Government documents include diverse sources ranging from legislative debates, reports from Parliamentary committees, and documents and reports from other bodies such as Officers of Parliament, Commissions of Inquiry, and government departments. Parliamentary documents are published by a legislative body (either federal, provincial, or territorial); all others are non-Parliamentary. See chapter 4 of the McGill Guide.
Jurisdiction (if a province), | Legislature, | Title, | Legislative Session, | Volume | Number | (Date) | Pinpoint | (Speaker).
House of Commons Debates, 37-1, No 64 (17 May 2001) at 4175 (Hon Elinor Caplan).
Jurisdiction, | Issuing Body, | Title, | (Type of document) | (Publication Information).
Office of the Privacy Commissioner of Canada, Protecting Your Privacy on the Internet: Canada's New Privacy Laws (Fact Sheet) (Ottawa: Office of the Privacy Commissioner of Canada, 2004).
International documents include a wide range of materials from inter-governmental bodies such as the UN, the WTO, and the European Union, case law from international courts such as the International Court of Justice and the European Court of Human Rights, and bilateral and multilateral treaties. See Chapter 5 of the McGill Guide for more information, as well as the Foreign & International Law and United Nations subject guides.
Treaties and UN Documents: While most treaties and UN documents can now be found online, it is preferable to cite to the print version. Most of the needed information should be listed on the website, however. You can include an optional reference to the electronic source.
Treaty Name, | Parties (if applicable), | Date of Signature, | Treaty Series Reference | Pinpoint | (Date of Entry into Force | other information).
Convention for the Protection of Human Rights and Fundamental Freedoms, 4 November 1950, 213 UNTS 221 at 223 (entered into force 3 September 1953).
Author (if applicable), | Title, | UN Body Res or Dec Number, | UN Body's acronym and OR, | Session Number or Calendar year, | Supp Number, | UN Doc Number (Calendar Year) | First Page | Pinpoint.
Universal Declaration of Human Rights, GA Res 217A (III), UNGAOR, 3rd Sess, Supp No 13, UN Doc A/810 (1948) 71.
For materials found solely or primarily online, including websites, blogs, social media, and podcasts, see s 6.9 of the McGill Guide.
For sources available in both print and electronic form, consult the relevant section of the guide (eg, jurisprudence in s 3.8, newspapers in s 6.13), and add information about the online source at the end of the traditional citation format. Information about online sources (direct URLs, archived URLs, and Digital Object Identifiers (DOIs)) can be found in s 1.6 of the McGill Guide.

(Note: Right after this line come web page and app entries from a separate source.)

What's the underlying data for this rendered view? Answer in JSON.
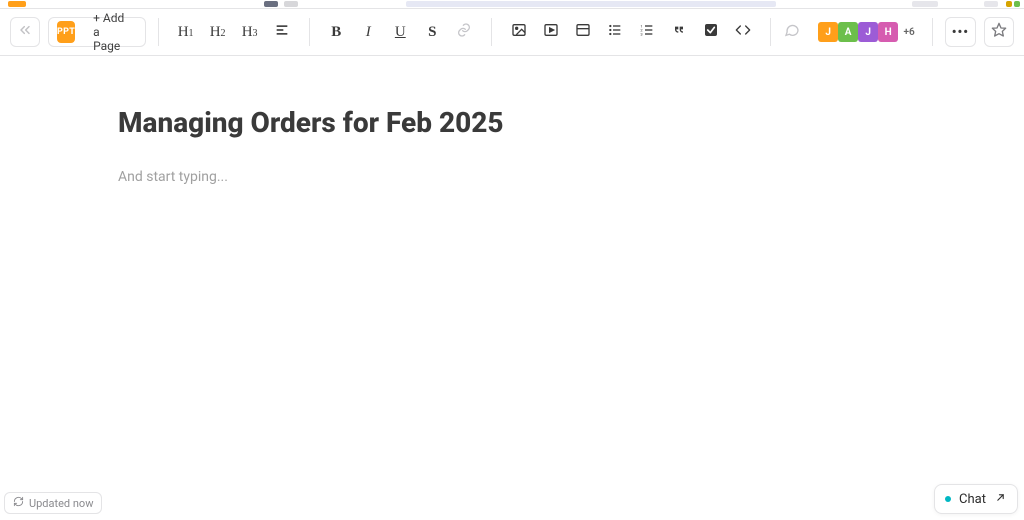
{
  "header": {
    "ppt_label": "PPT",
    "add_page_label": "+ Add a Page"
  },
  "toolbar": {
    "h1": "H",
    "h1s": "1",
    "h2": "H",
    "h2s": "2",
    "h3": "H",
    "h3s": "3",
    "bold": "B",
    "italic": "I",
    "underline": "U",
    "strike": "S"
  },
  "avatars": {
    "a0": "J",
    "a1": "A",
    "a2": "J",
    "a3": "H",
    "more": "+6"
  },
  "document": {
    "title": "Managing Orders for Feb 2025",
    "placeholder": "And start typing..."
  },
  "status": {
    "text": "Updated now"
  },
  "chat": {
    "label": "Chat"
  }
}
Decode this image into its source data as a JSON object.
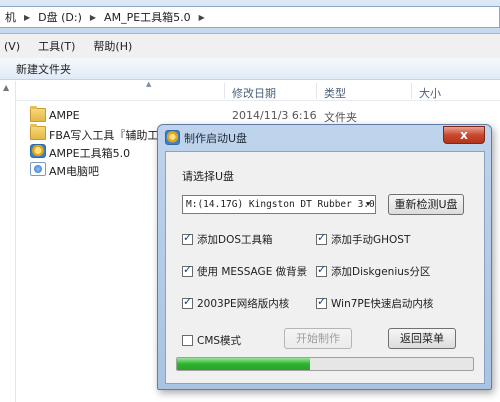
{
  "explorer": {
    "breadcrumbs": [
      "机",
      "D盘 (D:)",
      "AM_PE工具箱5.0"
    ],
    "menus": [
      "(V)",
      "工具(T)",
      "帮助(H)"
    ],
    "toolbar": {
      "new_folder": "新建文件夹"
    },
    "columns": {
      "modified": "修改日期",
      "type": "类型",
      "size": "大小"
    },
    "files": [
      {
        "name": "AMPE",
        "date": "2014/11/3 6:16",
        "type": "文件夹",
        "icon": "folder-icon"
      },
      {
        "name": "FBA写入工具『辅助工具』",
        "date": "",
        "type": "",
        "icon": "folder-icon"
      },
      {
        "name": "AMPE工具箱5.0",
        "date": "",
        "type": "",
        "icon": "app-icon"
      },
      {
        "name": "AM电脑吧",
        "date": "",
        "type": "",
        "icon": "web-shortcut-icon"
      }
    ]
  },
  "dialog": {
    "title": "制作启动U盘",
    "close_label": "x",
    "select_label": "请选择U盘",
    "usb_device": "M:(14.17G) Kingston DT Rubber 3.0",
    "redetect_label": "重新检测U盘",
    "options": [
      {
        "label": "添加DOS工具箱",
        "checked": true
      },
      {
        "label": "添加手动GHOST",
        "checked": true
      },
      {
        "label": "使用 MESSAGE 做背景",
        "checked": true
      },
      {
        "label": "添加Diskgenius分区",
        "checked": true
      },
      {
        "label": "2003PE网络版内核",
        "checked": true
      },
      {
        "label": "Win7PE快速启动内核",
        "checked": true
      }
    ],
    "cms_mode": {
      "label": "CMS模式",
      "checked": false
    },
    "start_label": "开始制作",
    "back_label": "返回菜单",
    "progress": 0.45,
    "colors": {
      "progress": "#2fb22f",
      "close": "#c9472d"
    }
  }
}
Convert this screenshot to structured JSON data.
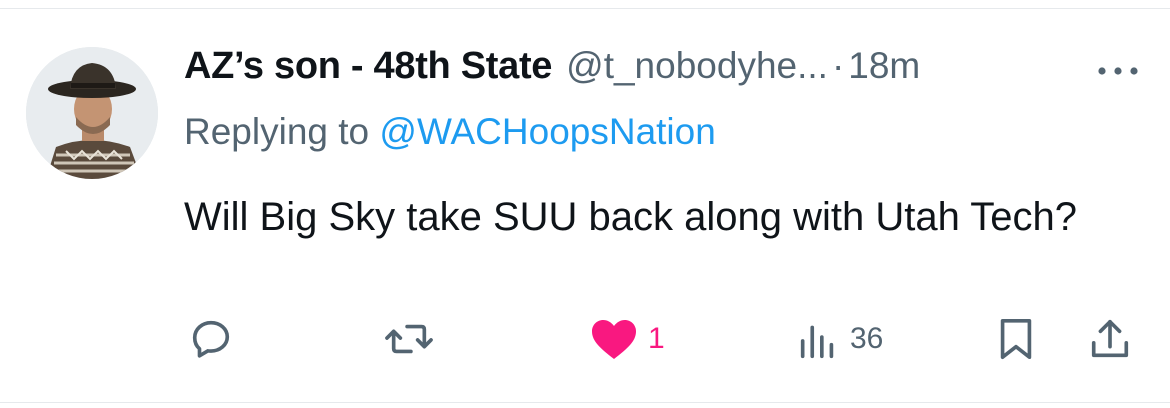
{
  "tweet": {
    "display_name": "AZ’s son - 48th State",
    "handle": "@t_nobodyhe...",
    "separator": "·",
    "time": "18m",
    "replying_prefix": "Replying to",
    "replying_to": "@WACHoopsNation",
    "text": "Will Big Sky take SUU back along with Utah Tech?"
  },
  "icons": {
    "avatar": "avatar-cowboy-photo",
    "more": "more-horizontal-icon",
    "reply": "reply-icon",
    "retweet": "retweet-icon",
    "like": "heart-icon",
    "views": "views-icon",
    "bookmark": "bookmark-icon",
    "share": "share-icon"
  },
  "actions": {
    "like_count": "1",
    "views_count": "36"
  },
  "colors": {
    "text": "#0f1419",
    "secondary": "#536471",
    "mention": "#1d9bf0",
    "like": "#f91880",
    "divider": "#e6e9ec"
  }
}
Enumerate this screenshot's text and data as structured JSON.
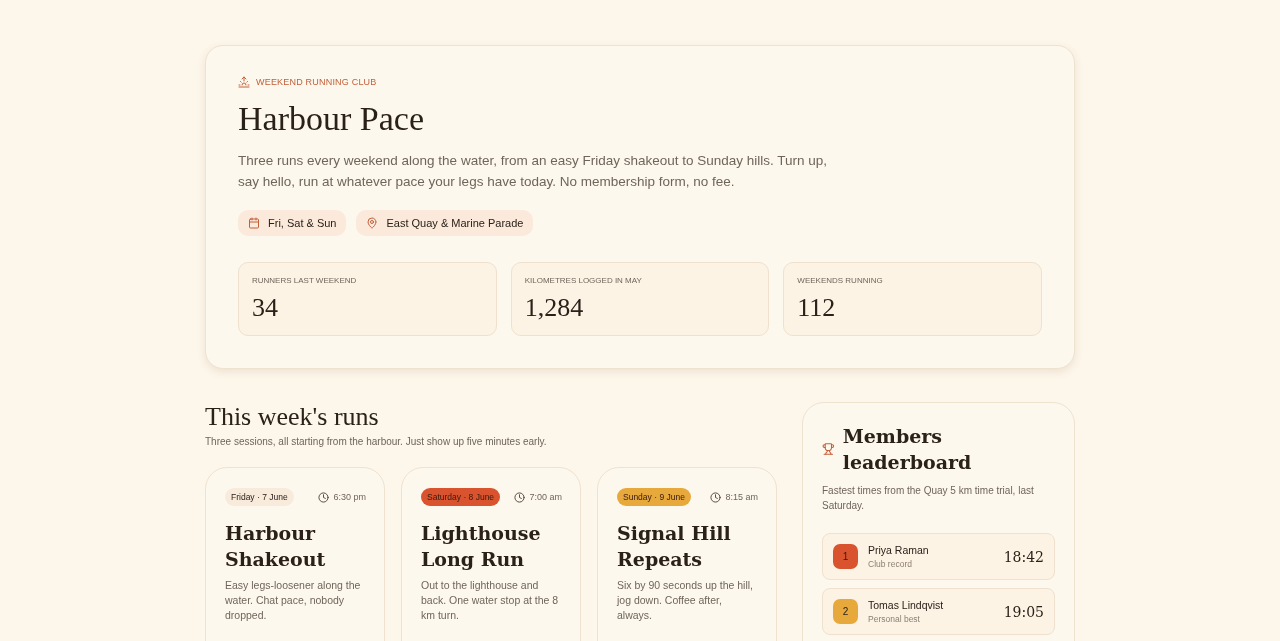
{
  "hero": {
    "eyebrow": "WEEKEND RUNNING CLUB",
    "title": "Harbour Pace",
    "description": "Three runs every weekend along the water, from an easy Friday shakeout to Sunday hills. Turn up, say hello, run at whatever pace your legs have today. No membership form, no fee.",
    "chips": [
      {
        "kind": "calendar",
        "label": "Fri, Sat & Sun"
      },
      {
        "kind": "location",
        "label": "East Quay & Marine Parade"
      }
    ],
    "stats": [
      {
        "label": "RUNNERS LAST WEEKEND",
        "value": "34"
      },
      {
        "label": "KILOMETRES LOGGED IN MAY",
        "value": "1,284"
      },
      {
        "label": "WEEKENDS RUNNING",
        "value": "112"
      }
    ]
  },
  "runs_section": {
    "title": "This week's runs",
    "subtitle": "Three sessions, all starting from the harbour. Just show up five minutes early.",
    "runs": [
      {
        "day": "Friday · 7 June",
        "color": "#f8ebdc",
        "time": "6:30 pm",
        "title": "Harbour Shakeout",
        "description": "Easy legs-loosener along the water. Chat pace, nobody dropped."
      },
      {
        "day": "Saturday · 8 June",
        "color": "#d9532f",
        "time": "7:00 am",
        "title": "Lighthouse Long Run",
        "description": "Out to the lighthouse and back. One water stop at the 8 km turn."
      },
      {
        "day": "Sunday · 9 June",
        "color": "#e8a93c",
        "time": "8:15 am",
        "title": "Signal Hill Repeats",
        "description": "Six by 90 seconds up the hill, jog down. Coffee after, always."
      }
    ]
  },
  "leaderboard": {
    "title": "Members leaderboard",
    "subtitle": "Fastest times from the Quay 5 km time trial, last Saturday.",
    "entries": [
      {
        "rank": "1",
        "color": "#d9532f",
        "name": "Priya Raman",
        "note": "Club record",
        "time": "18:42"
      },
      {
        "rank": "2",
        "color": "#e8a93c",
        "name": "Tomas Lindqvist",
        "note": "Personal best",
        "time": "19:05"
      }
    ]
  }
}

This guide demonstrates the style for footnotes and endnotes. In most cases, however, you will also be expected to include a bibliography at the end of your paper, in addition to your foot/endnotes. The bibliography should be a list of all sources you used in preparing your paper, whether or not you actually directly cited them, arranged alphabetically by the author's name (when available).
You may wish to further organize your bibliography according to categories of sources; eg, jurisprudence, legislation, government documents, international documents, secondary sources. The style is largely the same as that for foot/endnotes, with the key difference being that where there is an author, you should list the author's last name first. If there are multiple authors, you only need to reverse the name of the first author. Any pinpoints are omitted in the bibliography.
Patrick Fitzgerald, Barry Wright & Vincent Kazmierski, Looking at Law: Canada’s Legal System, 6th ed (Toronto: LexisNexis, 2010).
Fitzgerald, Patrick, Barry Wright & Vincent Kazmierski, Looking at Law: Canada's Legal System, 6th ed (Toronto: LexisNexis, 2010).
For in-depth instructions on creating a bibliography, see pages E-3 to E-4 of the McGill Guide.